Dr. John Diament Westcott (1807-1889) served as president of the Florida canal company from 1881 until his death in 1889. Born in New Jersey, Westcott briefly attended West Point before leaving for medical reasons. For a time, he also attended medical school in Philadelphia before relocating to the Territory of Florida, serving as secretary to [...]
Outboard motorboat towing a house on the Indian River portion of the Intracoastal Waterway near Rockledge, Fla. Courtesy, Ralph Crawford.
Home first of Charles S. Bradley, former Chief Justice of the Rhode Island Supreme Court and father of George L. Bradley. By the late 1880s, George Bradley became the primary financier of the construction of the privately owned Florida Coast Line Canal & Transportation Company which would later become Florida's Atlantic Intracoastal Waterway.

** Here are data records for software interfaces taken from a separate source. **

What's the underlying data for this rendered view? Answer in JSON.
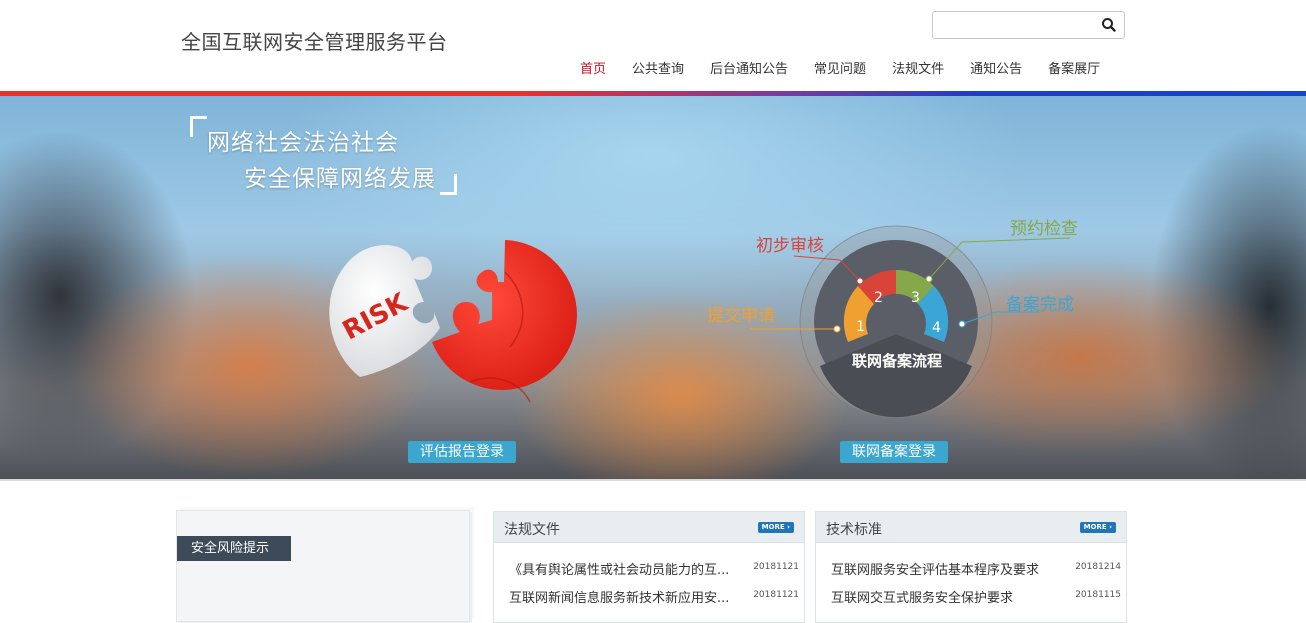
{
  "header": {
    "site_title": "全国互联网安全管理服务平台",
    "search_placeholder": "",
    "search_icon": "search-icon"
  },
  "nav": {
    "items": [
      {
        "label": "首页",
        "active": true
      },
      {
        "label": "公共查询"
      },
      {
        "label": "后台通知公告"
      },
      {
        "label": "常见问题"
      },
      {
        "label": "法规文件"
      },
      {
        "label": "通知公告"
      },
      {
        "label": "备案展厅"
      }
    ]
  },
  "banner": {
    "slogan_line1": "网络社会法治社会",
    "slogan_line2": "安全保障网络发展",
    "puzzle_text": "RISK",
    "assess_button": "评估报告登录",
    "filing_button": "联网备案登录",
    "process": {
      "center": "联网备案流程",
      "steps": [
        {
          "num": "1",
          "label": "提交申请",
          "color": "#f0a030"
        },
        {
          "num": "2",
          "label": "初步审核",
          "color": "#d9443a"
        },
        {
          "num": "3",
          "label": "预约检查",
          "color": "#86a84a"
        },
        {
          "num": "4",
          "label": "备案完成",
          "color": "#3aa6d6"
        }
      ]
    }
  },
  "risk_tips": {
    "label": "安全风险提示"
  },
  "panels": {
    "laws": {
      "title": "法规文件",
      "more": "MORE",
      "items": [
        {
          "title": "《具有舆论属性或社会动员能力的互...",
          "date": "20181121"
        },
        {
          "title": "互联网新闻信息服务新技术新应用安...",
          "date": "20181121"
        }
      ]
    },
    "standards": {
      "title": "技术标准",
      "more": "MORE",
      "items": [
        {
          "title": "互联网服务安全评估基本程序及要求",
          "date": "20181214"
        },
        {
          "title": "互联网交互式服务安全保护要求",
          "date": "20181115"
        }
      ]
    }
  }
}
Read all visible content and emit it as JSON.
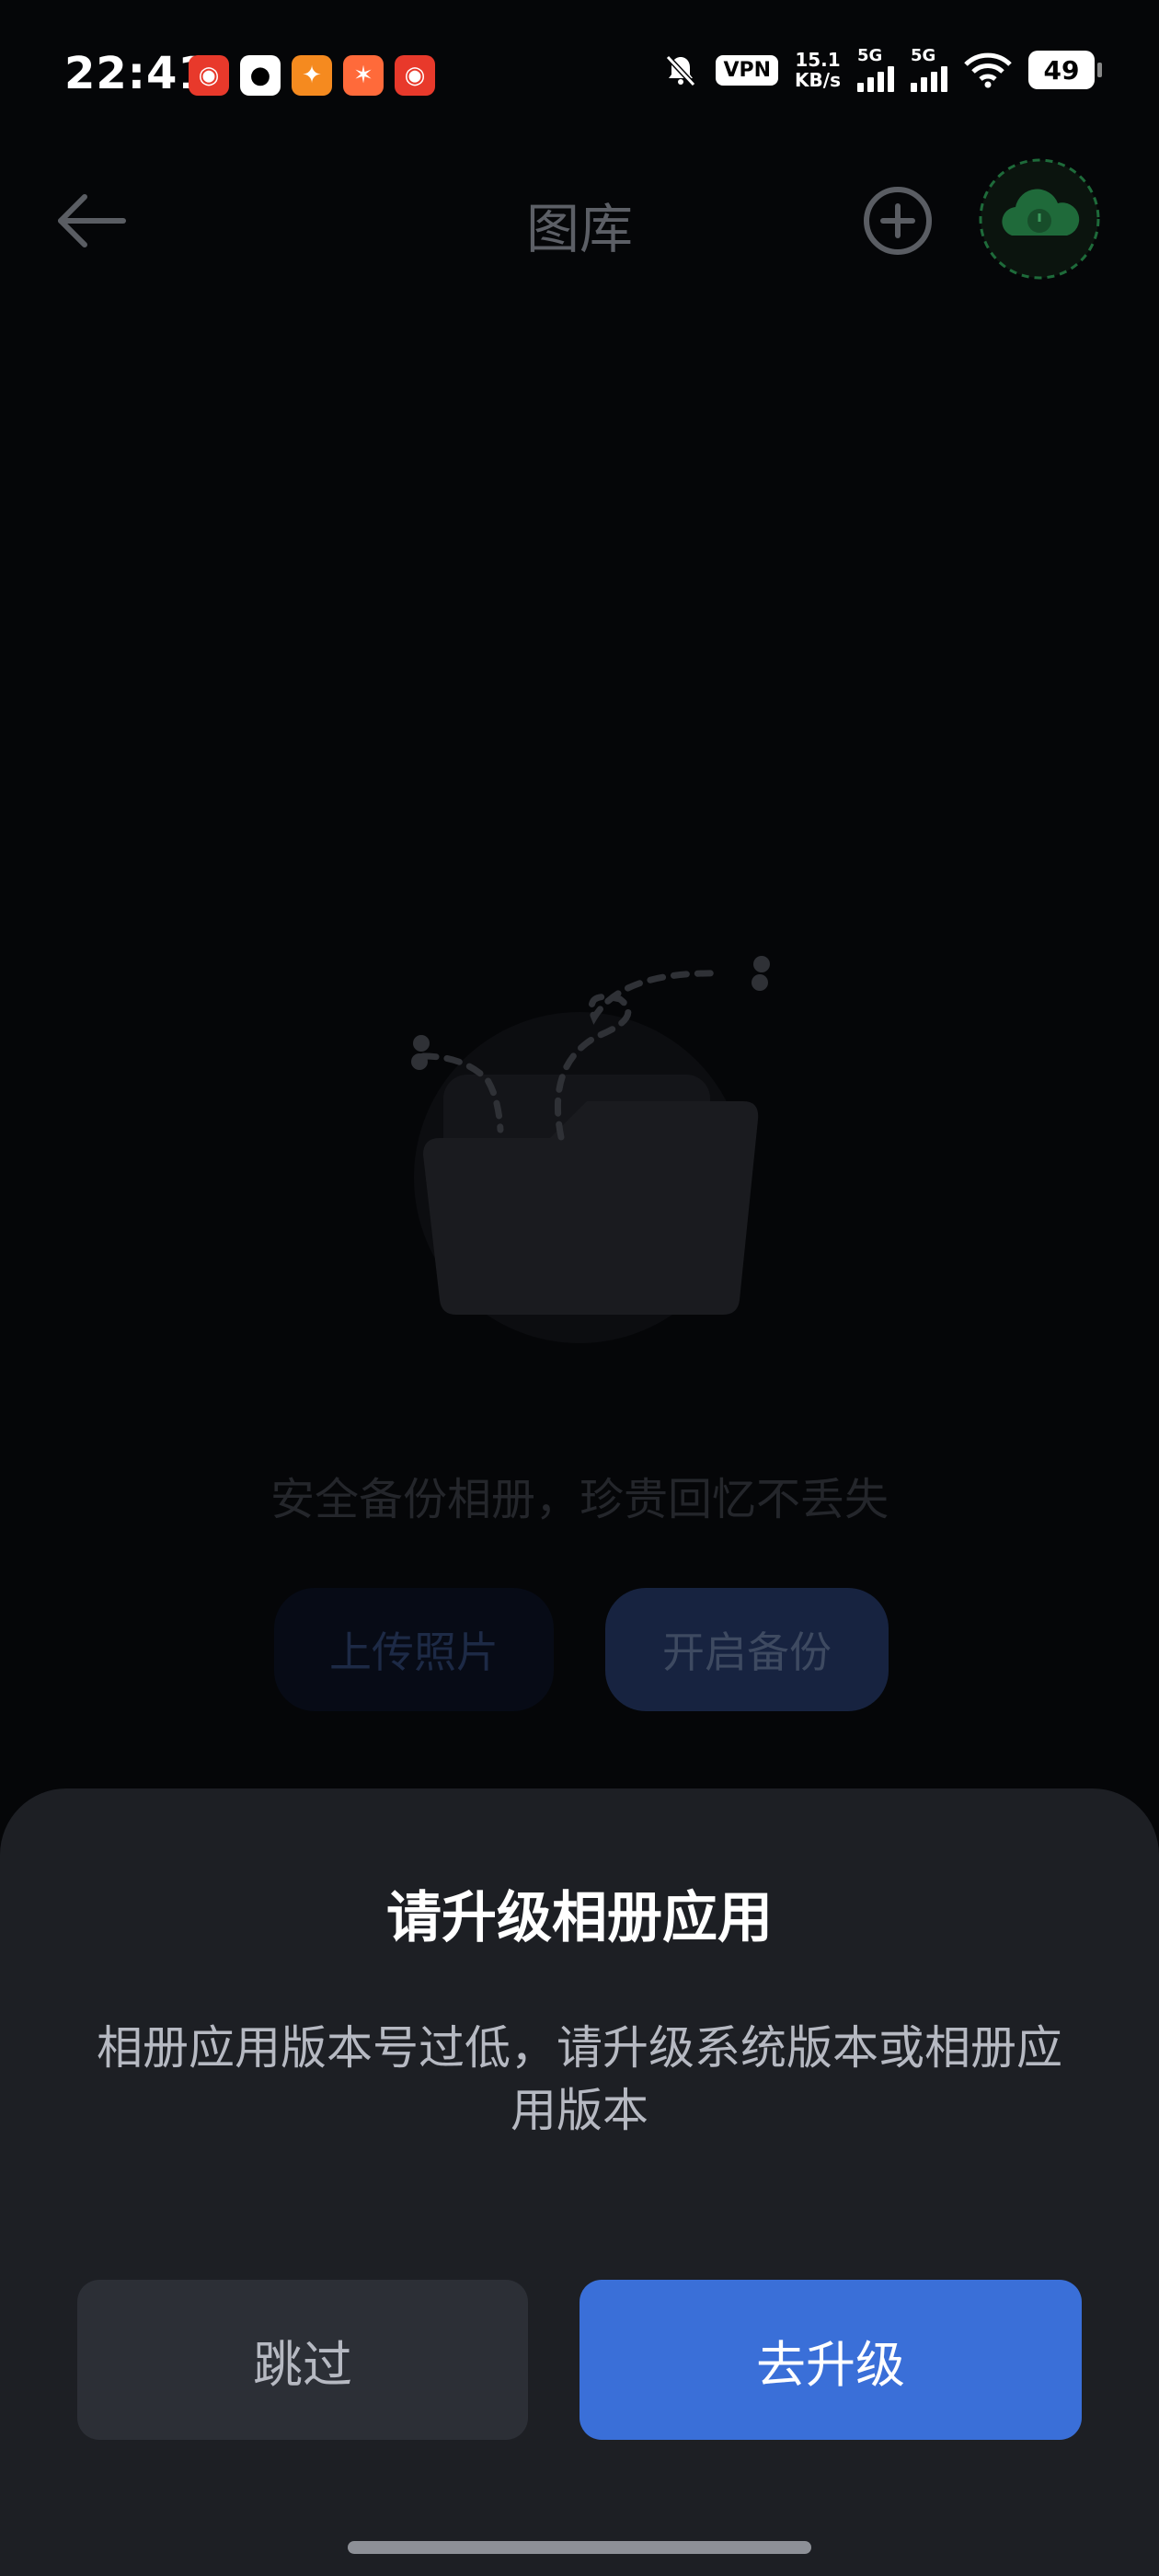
{
  "status_bar": {
    "time": "22:41",
    "app_icons": [
      "netease-music-icon",
      "qq-icon",
      "orange-app-icon",
      "orange-app-icon",
      "netease-music-icon"
    ],
    "vpn": "VPN",
    "speed_value": "15.1",
    "speed_unit": "KB/s",
    "signal_1_label": "5G",
    "signal_2_label": "5G",
    "battery": "49"
  },
  "header": {
    "title": "图库"
  },
  "empty_state": {
    "message": "安全备份相册，珍贵回忆不丢失",
    "upload_label": "上传照片",
    "backup_label": "开启备份"
  },
  "dialog": {
    "title": "请升级相册应用",
    "message": "相册应用版本号过低，请升级系统版本或相册应用版本",
    "skip_label": "跳过",
    "upgrade_label": "去升级"
  },
  "colors": {
    "background": "#050608",
    "sheet": "#1d1f24",
    "primary": "#3a6fd8",
    "secondary_button": "#2c2f36",
    "cloud_green": "#1e6b3a"
  }
}
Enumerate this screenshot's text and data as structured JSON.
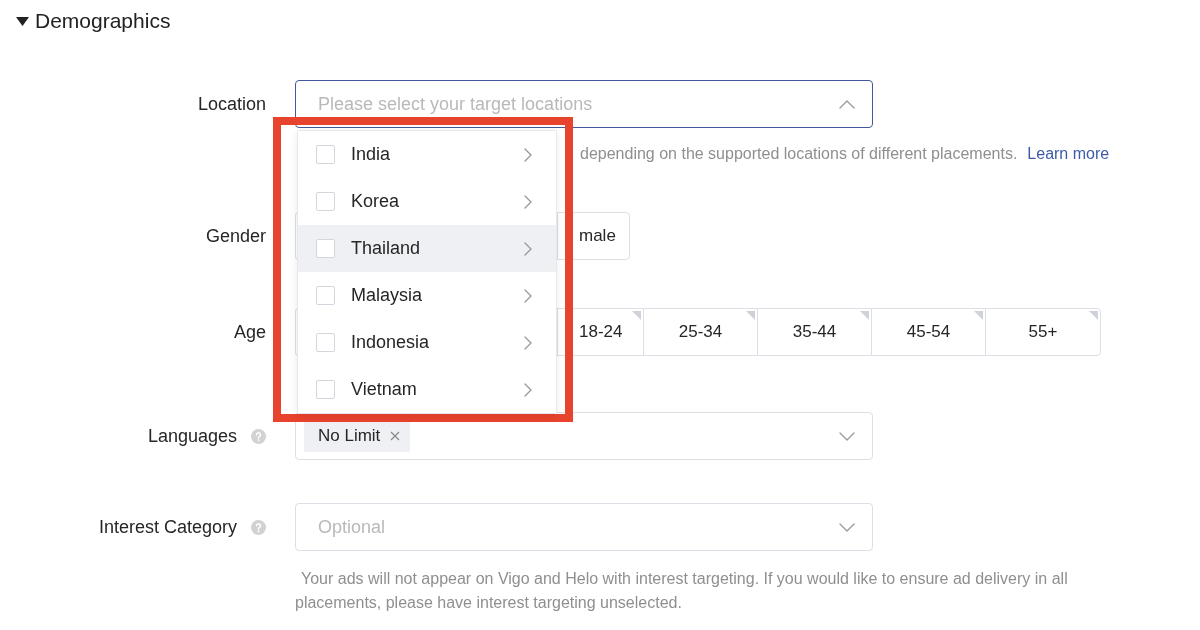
{
  "section": {
    "title": "Demographics",
    "expanded": true
  },
  "location": {
    "label": "Location",
    "placeholder": "Please select your target locations",
    "focused": true,
    "open": true,
    "helper": "depending on the supported locations of different placements.",
    "helper_link": "Learn more",
    "dropdown": {
      "outlined": true,
      "items": [
        {
          "label": "India",
          "checked": false,
          "highlighted": false
        },
        {
          "label": "Korea",
          "checked": false,
          "highlighted": false
        },
        {
          "label": "Thailand",
          "checked": false,
          "highlighted": true
        },
        {
          "label": "Malaysia",
          "checked": false,
          "highlighted": false
        },
        {
          "label": "Indonesia",
          "checked": false,
          "highlighted": false
        },
        {
          "label": "Vietnam",
          "checked": false,
          "highlighted": false
        }
      ]
    }
  },
  "gender": {
    "label": "Gender",
    "options": [
      {
        "label": "male",
        "selected": false
      }
    ]
  },
  "age": {
    "label": "Age",
    "options": [
      {
        "label": "18-24",
        "selected": false
      },
      {
        "label": "25-34",
        "selected": false
      },
      {
        "label": "35-44",
        "selected": false
      },
      {
        "label": "45-54",
        "selected": false
      },
      {
        "label": "55+",
        "selected": false
      }
    ]
  },
  "languages": {
    "label": "Languages",
    "help": true,
    "tags": [
      {
        "label": "No Limit",
        "removable": true
      }
    ]
  },
  "interest": {
    "label": "Interest Category",
    "help": true,
    "placeholder": "Optional",
    "note": "Your ads will not appear on Vigo and Helo with interest targeting. If you would like to ensure ad delivery in all placements, please have interest targeting unselected."
  }
}
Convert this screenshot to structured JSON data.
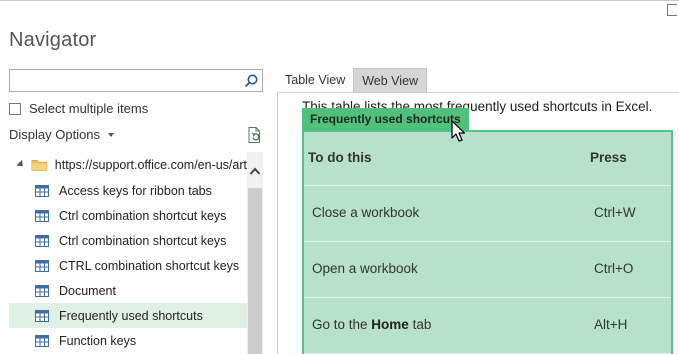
{
  "window": {
    "title": "Navigator",
    "restore_icon": "restore-window-icon"
  },
  "search": {
    "value": "",
    "placeholder": "",
    "icon": "search-icon"
  },
  "select_multiple": {
    "label": "Select multiple items",
    "checked": false
  },
  "display_options": {
    "label": "Display Options",
    "icon": "chevron-down-icon"
  },
  "refresh_icon": "refresh-document-icon",
  "tree": {
    "root": {
      "label": "https://support.office.com/en-us/art",
      "icon": "folder-icon",
      "expanded": true
    },
    "items": [
      {
        "label": "Access keys for ribbon tabs",
        "icon": "table-icon",
        "selected": false
      },
      {
        "label": "Ctrl combination shortcut keys",
        "icon": "table-icon",
        "selected": false
      },
      {
        "label": "Ctrl combination shortcut keys",
        "icon": "table-icon",
        "selected": false
      },
      {
        "label": "CTRL combination shortcut keys",
        "icon": "table-icon",
        "selected": false
      },
      {
        "label": "Document",
        "icon": "table-icon",
        "selected": false
      },
      {
        "label": "Frequently used shortcuts",
        "icon": "table-icon",
        "selected": true
      },
      {
        "label": "Function keys",
        "icon": "table-icon",
        "selected": false
      }
    ]
  },
  "tabs": [
    {
      "label": "Table View",
      "active": false
    },
    {
      "label": "Web View",
      "active": true
    }
  ],
  "preview": {
    "intro_text": "This table lists the most frequently used shortcuts in Excel.",
    "caption": "Frequently used shortcuts",
    "table": {
      "headers": [
        "To do this",
        "Press"
      ],
      "rows": [
        {
          "action_prefix": "Close a workbook",
          "action_bold": "",
          "action_suffix": "",
          "keys": "Ctrl+W"
        },
        {
          "action_prefix": "Open a workbook",
          "action_bold": "",
          "action_suffix": "",
          "keys": "Ctrl+O"
        },
        {
          "action_prefix": "Go to the ",
          "action_bold": "Home",
          "action_suffix": " tab",
          "keys": "Alt+H"
        }
      ]
    }
  },
  "colors": {
    "selection": "#def1e4",
    "caption_bg": "#52c07d",
    "table_bg": "#b7e1c9",
    "table_border": "#58c384",
    "active_tab_bg": "#d6d6d6"
  }
}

George grew [...]
Born in Providence, R.I., in 1846, George Lothrop Bradley had made three fortunes by the time he had become the largest investor in the Florida waterway. Bradley made his first fortune investing in the Newport Mining Company, a square-mile iron mine property along the Michigan upper peninsula-Wisconsin border, in the late 1870s. The mine would produce [...]
In 1882, the Florida Coast Line Canal & Transportation Company ("the Florida canal company") began dredging the difficult dry cut between the Matanzas and Halifax rivers using bucket, continuous chain dredges. The Florida canal company would not complete the work until 1912, thirty years later. For dredging what would become the Intracoastal Waterway from Jacksonville [...]
Double-tracking the Florida East Coast Railroad signaled the end of commercial waterborne traffic along Florida's east coast and the end of its only competitor in the 1920's, the privately owned Florida East Coast Canal, later transferred to the Federal government in 1929 for conversion into the modern, toll-free Atlantic Intracoastal Waterway.
Young barefooted boys digging for clams along the western sandy shore of the Indian River ca. 1900, with a long dock draped in nets in the background. Courtesy, collection of the author.
Young men after a day of fishing in the Indian River in the early 1900's near Titusville, Florida. The Indian River is today often referred to as a lagoon. It has no origin or mouth and few characteristics of what we commonly call a river. Some, however, refer to the Indian River as part of [...]
While the Florida canal company dredged what would become the Intracoastal Waterway, company directors in 1896 organized the Indian River and Bay Biscayne Inland Navigation Company to run steamboats on navigable portions of the waterway. One such steamboat was the "Saint Lucie" depicted here.</ In 1898, the steamboat affiliate won the contract to ship munitions [...]
Owned by Commodore Avylen Harcourt Brook, the sloop Klyo "rescued" President-elect Warren G. Harding (in white pants, waving the hat) when the houseboat in which he had cruised hit a "snag" on the poorly maintained--and privately owned--Florida East Coast Canal (after 1929, the Intracoastal Waterway) at Fort Lauderdale in 1921. Born in Sheffield, England, in [...]